PROBLEM STATEMENT: Wherever the string "this" turns up in the data, copy the whole line.
Content starts
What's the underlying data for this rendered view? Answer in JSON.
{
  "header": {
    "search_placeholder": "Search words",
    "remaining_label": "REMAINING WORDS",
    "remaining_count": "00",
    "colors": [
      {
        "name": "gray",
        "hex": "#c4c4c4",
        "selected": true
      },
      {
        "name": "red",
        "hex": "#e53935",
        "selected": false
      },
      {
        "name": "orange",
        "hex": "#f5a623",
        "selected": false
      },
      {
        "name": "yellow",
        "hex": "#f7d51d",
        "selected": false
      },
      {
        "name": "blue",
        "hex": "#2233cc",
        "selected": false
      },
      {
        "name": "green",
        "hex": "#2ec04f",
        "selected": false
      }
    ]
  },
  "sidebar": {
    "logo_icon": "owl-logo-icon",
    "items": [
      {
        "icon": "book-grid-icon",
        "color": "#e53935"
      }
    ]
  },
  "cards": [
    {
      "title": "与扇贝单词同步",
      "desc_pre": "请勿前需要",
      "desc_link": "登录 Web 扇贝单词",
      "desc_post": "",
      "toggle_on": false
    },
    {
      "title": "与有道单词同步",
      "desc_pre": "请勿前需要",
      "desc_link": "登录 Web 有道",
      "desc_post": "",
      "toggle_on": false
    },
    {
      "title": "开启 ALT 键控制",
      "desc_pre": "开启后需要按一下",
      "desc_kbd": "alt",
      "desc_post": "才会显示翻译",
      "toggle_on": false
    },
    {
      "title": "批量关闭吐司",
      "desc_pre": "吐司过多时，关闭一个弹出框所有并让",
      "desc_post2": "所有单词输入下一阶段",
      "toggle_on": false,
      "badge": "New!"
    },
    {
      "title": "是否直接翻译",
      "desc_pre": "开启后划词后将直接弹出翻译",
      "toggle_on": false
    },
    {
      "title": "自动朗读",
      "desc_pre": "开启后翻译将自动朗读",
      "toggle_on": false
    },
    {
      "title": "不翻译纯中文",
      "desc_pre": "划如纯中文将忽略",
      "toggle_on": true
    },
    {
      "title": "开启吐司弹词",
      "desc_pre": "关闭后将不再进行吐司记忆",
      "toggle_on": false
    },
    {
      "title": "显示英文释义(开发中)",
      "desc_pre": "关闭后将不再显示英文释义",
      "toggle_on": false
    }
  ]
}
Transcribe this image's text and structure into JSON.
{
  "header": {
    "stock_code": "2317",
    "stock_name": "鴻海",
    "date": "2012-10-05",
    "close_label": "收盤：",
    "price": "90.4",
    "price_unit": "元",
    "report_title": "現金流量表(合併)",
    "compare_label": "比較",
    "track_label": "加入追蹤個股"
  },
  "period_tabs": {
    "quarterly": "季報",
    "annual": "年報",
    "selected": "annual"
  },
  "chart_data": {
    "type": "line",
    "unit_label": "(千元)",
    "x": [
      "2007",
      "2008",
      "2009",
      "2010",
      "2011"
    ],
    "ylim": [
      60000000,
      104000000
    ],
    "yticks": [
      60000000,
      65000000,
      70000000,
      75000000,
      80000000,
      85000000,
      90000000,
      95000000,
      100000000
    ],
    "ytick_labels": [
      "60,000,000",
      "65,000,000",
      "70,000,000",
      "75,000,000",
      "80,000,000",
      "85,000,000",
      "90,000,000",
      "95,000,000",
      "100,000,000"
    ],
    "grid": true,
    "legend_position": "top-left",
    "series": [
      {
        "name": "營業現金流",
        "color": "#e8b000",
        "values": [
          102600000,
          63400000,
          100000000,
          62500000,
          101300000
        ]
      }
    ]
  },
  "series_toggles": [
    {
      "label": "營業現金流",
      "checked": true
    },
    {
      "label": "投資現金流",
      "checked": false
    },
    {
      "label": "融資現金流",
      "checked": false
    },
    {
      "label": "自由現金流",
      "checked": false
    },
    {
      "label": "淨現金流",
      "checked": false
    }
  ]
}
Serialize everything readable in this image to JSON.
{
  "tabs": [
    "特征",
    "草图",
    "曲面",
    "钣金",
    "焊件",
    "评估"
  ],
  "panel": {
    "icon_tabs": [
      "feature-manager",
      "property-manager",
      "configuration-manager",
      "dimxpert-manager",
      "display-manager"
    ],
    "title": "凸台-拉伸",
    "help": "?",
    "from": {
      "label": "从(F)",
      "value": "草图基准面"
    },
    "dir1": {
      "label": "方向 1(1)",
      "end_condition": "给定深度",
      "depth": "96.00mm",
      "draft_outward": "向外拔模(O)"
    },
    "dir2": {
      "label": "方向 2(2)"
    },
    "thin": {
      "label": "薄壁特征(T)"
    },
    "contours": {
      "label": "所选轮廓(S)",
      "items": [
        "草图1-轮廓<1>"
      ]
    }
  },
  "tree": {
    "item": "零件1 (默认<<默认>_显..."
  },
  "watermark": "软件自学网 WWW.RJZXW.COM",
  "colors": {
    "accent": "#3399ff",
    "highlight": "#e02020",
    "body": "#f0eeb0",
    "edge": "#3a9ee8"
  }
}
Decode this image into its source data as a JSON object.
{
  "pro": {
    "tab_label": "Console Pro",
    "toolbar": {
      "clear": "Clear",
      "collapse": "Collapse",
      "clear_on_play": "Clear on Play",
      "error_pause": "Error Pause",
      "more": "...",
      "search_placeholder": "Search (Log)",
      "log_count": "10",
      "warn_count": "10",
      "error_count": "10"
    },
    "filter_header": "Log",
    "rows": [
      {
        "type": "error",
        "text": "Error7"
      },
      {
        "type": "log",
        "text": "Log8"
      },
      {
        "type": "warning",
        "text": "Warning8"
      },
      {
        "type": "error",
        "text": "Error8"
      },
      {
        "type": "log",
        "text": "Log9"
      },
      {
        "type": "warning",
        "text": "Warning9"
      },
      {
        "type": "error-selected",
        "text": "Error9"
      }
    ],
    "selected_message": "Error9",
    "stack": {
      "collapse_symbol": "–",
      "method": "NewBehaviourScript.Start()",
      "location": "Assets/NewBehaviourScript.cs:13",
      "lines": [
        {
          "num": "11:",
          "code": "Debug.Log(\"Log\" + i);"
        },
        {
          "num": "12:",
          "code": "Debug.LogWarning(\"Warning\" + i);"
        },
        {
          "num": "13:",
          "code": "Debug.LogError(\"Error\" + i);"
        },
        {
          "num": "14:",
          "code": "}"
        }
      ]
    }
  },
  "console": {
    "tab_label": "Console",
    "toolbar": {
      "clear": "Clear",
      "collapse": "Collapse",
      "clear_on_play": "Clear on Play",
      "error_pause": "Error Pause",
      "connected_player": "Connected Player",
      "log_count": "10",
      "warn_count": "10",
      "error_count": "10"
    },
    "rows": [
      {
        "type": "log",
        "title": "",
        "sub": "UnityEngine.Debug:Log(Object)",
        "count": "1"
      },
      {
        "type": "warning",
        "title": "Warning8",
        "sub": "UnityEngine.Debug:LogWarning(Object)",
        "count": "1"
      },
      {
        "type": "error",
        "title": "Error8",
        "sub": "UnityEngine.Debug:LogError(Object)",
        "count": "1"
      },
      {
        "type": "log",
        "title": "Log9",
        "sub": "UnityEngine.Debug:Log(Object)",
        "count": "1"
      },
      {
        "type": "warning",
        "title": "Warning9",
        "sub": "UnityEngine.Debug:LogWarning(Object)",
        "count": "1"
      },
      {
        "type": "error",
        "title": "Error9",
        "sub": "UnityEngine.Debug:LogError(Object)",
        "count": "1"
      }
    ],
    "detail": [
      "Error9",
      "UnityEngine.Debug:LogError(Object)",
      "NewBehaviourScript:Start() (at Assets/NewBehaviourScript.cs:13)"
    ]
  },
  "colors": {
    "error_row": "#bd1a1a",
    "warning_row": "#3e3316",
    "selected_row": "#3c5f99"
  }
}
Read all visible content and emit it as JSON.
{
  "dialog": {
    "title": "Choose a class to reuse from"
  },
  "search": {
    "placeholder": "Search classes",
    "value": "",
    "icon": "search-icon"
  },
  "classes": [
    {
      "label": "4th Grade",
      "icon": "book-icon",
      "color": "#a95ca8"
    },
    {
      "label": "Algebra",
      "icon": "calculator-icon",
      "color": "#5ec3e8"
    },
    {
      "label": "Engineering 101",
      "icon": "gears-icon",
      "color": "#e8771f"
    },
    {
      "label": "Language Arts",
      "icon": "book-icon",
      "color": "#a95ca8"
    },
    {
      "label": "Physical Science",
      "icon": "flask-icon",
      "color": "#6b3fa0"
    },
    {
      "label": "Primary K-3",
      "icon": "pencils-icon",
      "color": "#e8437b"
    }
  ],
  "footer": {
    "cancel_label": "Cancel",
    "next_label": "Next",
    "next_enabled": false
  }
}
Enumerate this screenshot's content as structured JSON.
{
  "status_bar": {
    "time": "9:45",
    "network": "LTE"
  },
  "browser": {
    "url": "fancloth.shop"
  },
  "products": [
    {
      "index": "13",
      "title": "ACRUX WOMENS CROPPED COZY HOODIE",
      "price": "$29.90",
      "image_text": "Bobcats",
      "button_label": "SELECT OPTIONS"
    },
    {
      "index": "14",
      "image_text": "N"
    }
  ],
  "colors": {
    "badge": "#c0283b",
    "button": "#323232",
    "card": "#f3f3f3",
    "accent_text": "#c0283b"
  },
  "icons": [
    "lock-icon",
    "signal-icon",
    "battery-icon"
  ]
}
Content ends
SOLVED EXERCISE:
What's the underlying data for this rendered view? Answer in JSON.
Transcribe this image's text and structure into JSON.
Serialize everything readable in this image to JSON.
Decode this image into its source data as a JSON object.
Enumerate this screenshot's content as structured JSON.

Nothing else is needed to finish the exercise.